> App and web page records:
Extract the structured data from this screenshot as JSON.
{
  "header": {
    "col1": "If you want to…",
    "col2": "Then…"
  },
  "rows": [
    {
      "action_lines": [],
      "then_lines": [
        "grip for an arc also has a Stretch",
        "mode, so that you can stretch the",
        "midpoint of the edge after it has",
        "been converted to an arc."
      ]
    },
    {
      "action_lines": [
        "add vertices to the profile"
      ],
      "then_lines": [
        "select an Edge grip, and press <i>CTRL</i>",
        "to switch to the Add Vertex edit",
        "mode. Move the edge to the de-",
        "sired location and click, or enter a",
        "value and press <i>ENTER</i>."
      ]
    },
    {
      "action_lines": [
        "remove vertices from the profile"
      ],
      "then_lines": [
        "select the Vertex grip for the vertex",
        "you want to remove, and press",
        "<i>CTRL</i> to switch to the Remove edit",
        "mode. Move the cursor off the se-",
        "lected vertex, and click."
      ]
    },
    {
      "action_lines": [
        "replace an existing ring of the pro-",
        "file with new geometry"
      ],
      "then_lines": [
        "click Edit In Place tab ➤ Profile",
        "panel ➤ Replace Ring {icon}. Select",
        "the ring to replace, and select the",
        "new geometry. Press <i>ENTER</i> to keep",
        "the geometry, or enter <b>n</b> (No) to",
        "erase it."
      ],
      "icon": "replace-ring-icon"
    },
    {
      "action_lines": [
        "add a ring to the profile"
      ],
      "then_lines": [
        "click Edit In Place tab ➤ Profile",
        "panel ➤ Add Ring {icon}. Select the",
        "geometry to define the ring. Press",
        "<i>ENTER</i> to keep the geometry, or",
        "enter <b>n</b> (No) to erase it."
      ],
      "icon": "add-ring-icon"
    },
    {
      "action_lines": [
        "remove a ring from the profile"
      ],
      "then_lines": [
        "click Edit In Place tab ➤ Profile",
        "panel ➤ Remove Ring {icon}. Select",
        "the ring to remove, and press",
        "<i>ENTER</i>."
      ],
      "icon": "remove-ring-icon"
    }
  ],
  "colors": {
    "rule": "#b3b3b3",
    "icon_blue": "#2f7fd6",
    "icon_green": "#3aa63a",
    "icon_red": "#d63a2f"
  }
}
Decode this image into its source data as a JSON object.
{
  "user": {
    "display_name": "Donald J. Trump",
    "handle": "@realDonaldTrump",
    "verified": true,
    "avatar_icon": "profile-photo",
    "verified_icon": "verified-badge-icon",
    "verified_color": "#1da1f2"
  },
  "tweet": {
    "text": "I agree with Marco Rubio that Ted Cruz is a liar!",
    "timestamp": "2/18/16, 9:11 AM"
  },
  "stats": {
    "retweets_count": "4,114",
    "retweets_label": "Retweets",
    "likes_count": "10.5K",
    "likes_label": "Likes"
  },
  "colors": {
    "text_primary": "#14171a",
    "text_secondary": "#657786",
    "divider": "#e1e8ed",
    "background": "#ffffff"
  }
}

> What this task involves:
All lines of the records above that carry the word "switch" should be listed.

> Solution to this task:
        "to switch to the Add Vertex edit",
        "<i>CTRL</i> to switch to the Remove edit",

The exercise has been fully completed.